faust -

edinburgh jaffa cake



'This is fake DIY' sing angst-pop kids bis. And quite rightly too. But what about real DIY? And what about the older generation?

Fore-fathers (no, make that grandfathers) of Kraut-rock, and Julian Cope's favourite band (and both of these are supposed to be recommendations, by the way), Faust have emerged from the underground to a host of acclaim and general adulation, getting on for 30 years after they started out. They've always been a band of mystery, only really known to the afficianados who follow the band, and there are a few of them here in the Jaffa Cake tonight, seemingly having followed them here from all parts of the country.The stage set is something to behold, looking like a scrapyard with bits of metal and odd sculptures everywhere, and what looks a bit like a welder's workbench centre stage. The band take the stage and of course, to the uninitiated, it's not entirely clear where the line between tuning up and actual 'songs' lies. The main man - could be Faust himself, since some of the sounds emenating from the massive speaker system clerarly aren't of this world - is the only one who makes any contact with the audience, and takes centre stage.

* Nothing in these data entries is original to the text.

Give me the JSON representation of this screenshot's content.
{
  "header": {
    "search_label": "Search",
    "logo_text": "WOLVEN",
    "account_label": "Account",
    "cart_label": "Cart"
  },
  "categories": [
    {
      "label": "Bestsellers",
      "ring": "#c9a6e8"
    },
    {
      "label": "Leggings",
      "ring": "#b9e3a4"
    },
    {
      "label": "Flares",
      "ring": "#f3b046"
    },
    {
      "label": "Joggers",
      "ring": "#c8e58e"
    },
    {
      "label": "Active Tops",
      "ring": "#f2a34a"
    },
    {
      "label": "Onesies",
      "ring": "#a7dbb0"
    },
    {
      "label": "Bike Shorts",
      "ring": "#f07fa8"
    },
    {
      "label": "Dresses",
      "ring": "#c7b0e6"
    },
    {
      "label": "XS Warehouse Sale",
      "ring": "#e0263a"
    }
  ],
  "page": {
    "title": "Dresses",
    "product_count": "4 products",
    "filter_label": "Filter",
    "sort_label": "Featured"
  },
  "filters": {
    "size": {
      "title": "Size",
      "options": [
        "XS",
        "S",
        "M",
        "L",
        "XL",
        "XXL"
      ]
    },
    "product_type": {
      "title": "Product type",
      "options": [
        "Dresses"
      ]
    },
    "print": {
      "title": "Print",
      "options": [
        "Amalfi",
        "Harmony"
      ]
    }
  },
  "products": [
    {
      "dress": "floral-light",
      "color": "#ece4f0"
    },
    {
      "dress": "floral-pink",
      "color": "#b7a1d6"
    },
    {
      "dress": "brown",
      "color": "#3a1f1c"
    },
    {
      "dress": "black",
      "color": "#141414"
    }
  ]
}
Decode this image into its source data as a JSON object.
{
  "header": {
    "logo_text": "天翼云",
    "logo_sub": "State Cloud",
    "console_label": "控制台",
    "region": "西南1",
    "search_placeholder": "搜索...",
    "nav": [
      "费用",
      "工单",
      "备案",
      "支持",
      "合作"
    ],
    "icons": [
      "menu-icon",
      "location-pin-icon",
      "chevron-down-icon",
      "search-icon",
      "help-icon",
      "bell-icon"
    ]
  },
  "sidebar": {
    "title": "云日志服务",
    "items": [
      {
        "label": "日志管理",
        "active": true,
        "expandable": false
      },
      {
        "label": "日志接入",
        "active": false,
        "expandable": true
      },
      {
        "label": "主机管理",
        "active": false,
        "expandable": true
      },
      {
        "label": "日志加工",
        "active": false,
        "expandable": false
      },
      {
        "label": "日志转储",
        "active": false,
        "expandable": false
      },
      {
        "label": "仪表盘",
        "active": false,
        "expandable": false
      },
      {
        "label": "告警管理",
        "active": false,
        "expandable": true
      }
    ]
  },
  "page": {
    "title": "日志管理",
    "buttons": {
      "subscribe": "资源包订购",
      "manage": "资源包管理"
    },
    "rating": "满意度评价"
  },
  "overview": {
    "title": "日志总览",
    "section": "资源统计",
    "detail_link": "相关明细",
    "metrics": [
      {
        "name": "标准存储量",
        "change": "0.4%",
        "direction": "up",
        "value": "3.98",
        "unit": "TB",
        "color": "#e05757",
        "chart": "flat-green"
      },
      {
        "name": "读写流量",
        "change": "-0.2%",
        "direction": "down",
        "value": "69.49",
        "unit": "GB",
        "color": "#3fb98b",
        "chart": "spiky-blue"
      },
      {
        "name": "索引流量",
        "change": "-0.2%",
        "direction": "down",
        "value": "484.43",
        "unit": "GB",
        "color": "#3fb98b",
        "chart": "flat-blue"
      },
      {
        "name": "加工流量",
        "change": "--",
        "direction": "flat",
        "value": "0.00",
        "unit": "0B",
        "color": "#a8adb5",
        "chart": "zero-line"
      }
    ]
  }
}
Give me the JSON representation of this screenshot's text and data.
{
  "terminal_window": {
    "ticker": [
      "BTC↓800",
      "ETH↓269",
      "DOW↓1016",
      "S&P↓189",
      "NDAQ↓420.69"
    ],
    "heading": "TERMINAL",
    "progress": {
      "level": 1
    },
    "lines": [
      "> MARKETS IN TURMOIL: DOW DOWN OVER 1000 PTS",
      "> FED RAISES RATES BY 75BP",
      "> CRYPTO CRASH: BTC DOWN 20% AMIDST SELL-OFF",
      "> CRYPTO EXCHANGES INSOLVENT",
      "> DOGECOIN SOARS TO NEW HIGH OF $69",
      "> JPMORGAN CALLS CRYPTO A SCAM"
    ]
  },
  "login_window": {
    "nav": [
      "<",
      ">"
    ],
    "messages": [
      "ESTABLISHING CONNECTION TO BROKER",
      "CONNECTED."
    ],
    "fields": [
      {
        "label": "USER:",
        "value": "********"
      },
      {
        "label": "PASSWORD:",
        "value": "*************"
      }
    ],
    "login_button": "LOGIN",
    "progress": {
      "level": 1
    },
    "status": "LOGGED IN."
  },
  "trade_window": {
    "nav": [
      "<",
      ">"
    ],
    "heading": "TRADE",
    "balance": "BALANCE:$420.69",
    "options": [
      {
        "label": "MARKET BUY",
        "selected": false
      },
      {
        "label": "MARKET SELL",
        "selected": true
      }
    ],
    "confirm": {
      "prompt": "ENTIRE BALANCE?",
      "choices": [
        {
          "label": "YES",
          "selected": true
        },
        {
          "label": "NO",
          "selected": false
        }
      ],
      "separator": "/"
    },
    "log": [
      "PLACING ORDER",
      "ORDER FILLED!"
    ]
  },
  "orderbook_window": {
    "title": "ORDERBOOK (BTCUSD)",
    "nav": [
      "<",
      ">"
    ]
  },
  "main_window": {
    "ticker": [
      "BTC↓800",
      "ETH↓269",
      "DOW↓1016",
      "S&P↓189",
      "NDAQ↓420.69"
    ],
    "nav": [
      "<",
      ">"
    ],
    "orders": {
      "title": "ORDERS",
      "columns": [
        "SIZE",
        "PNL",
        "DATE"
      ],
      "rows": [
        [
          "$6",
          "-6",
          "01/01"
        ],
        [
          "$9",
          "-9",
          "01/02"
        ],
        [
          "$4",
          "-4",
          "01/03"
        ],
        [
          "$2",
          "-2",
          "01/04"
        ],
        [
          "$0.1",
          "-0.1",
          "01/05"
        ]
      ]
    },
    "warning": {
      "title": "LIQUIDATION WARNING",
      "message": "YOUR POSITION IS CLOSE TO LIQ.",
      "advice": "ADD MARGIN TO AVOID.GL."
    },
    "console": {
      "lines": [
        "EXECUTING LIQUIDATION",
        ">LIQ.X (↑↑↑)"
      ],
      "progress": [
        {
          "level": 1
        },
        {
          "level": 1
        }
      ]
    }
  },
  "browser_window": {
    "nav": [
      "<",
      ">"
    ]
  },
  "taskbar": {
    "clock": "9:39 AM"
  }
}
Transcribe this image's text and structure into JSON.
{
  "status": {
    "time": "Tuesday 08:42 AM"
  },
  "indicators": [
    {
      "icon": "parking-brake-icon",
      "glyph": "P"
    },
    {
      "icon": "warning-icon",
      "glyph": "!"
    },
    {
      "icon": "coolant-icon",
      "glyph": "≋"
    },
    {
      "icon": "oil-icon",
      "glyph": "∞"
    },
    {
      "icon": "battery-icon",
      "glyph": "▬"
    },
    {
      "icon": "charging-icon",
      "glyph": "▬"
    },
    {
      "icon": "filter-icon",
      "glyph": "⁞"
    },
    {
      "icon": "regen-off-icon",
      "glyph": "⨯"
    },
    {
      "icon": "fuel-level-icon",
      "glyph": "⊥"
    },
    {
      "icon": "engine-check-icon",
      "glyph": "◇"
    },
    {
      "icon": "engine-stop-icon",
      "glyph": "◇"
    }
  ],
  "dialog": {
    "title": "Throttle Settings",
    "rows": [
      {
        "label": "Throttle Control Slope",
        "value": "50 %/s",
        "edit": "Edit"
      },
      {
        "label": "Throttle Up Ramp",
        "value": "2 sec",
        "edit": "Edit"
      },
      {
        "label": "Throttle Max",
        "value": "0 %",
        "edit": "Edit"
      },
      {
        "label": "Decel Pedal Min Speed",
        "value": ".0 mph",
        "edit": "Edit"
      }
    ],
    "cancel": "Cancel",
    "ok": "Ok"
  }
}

He beats drums, performs vocals in places, works the workbench - for those unfamiliar with the back catalogue the evening is more about the stageshow with the music providing a soundtrack for the events onstage.

  It's the other members of the band who provide this... ah yes, there's a bassist, guitarist, a chap who spends a lot of time seemingly repairing equipment, and a percussionist who doubles up as pyrotechnics roadie when he's not hitting a rack of mediaeval torture instruments... so, those visuals...  plentiful smokebombs whch rather uncharitably blew back into the audience, also plenty of fireworks going off, both the smoky and flaming type, loud BANGS every so often, plus a klaxon which you might be forgiven for thinking was a call to clear the building, setting the floor of the camera pit ON FIRE, then throwing painted rocks at it to put it out (I'd like to believe that these were Berlin Wall relics but I couldn't be sure), plus general tomfoolery with blowtorches, lathes, and other items. Faust are clearly people who know where things are at B&Q. The equipment aside, they are very much DIY in that they don't use samples - if they want a sound that sounds like a couple of cars colliding, they get some bits of metal and perform the thing onstage, live, and without concern for their own personal safety. Or, quite possibly, the audience.The music? Ah yes, knew there was something. In fact, very powerful indeed. As previously discussed, pretty unearthly, though in those pieces which had a rhythm pounding through them the inevitable comparisons with Can and other Krautrock giants has to be made, though Faust are 100 times more of a challenge than any of the big names of Teutonic rock.  
 There are inevitable comparisons to be made with the likes of Throbbing Gristle, This Heat and that other German band who are a nightmare to spell, Einstruzende Neübaten. But you must remember that Faust were collapsing other people's property before most of these bands were out of short trousers. Today's crop of noise terrorists, from Mogwai to Jessamine owe a debt to Faust, who can still put on a show after all this time. For a bunch of old guys they ROCK hard.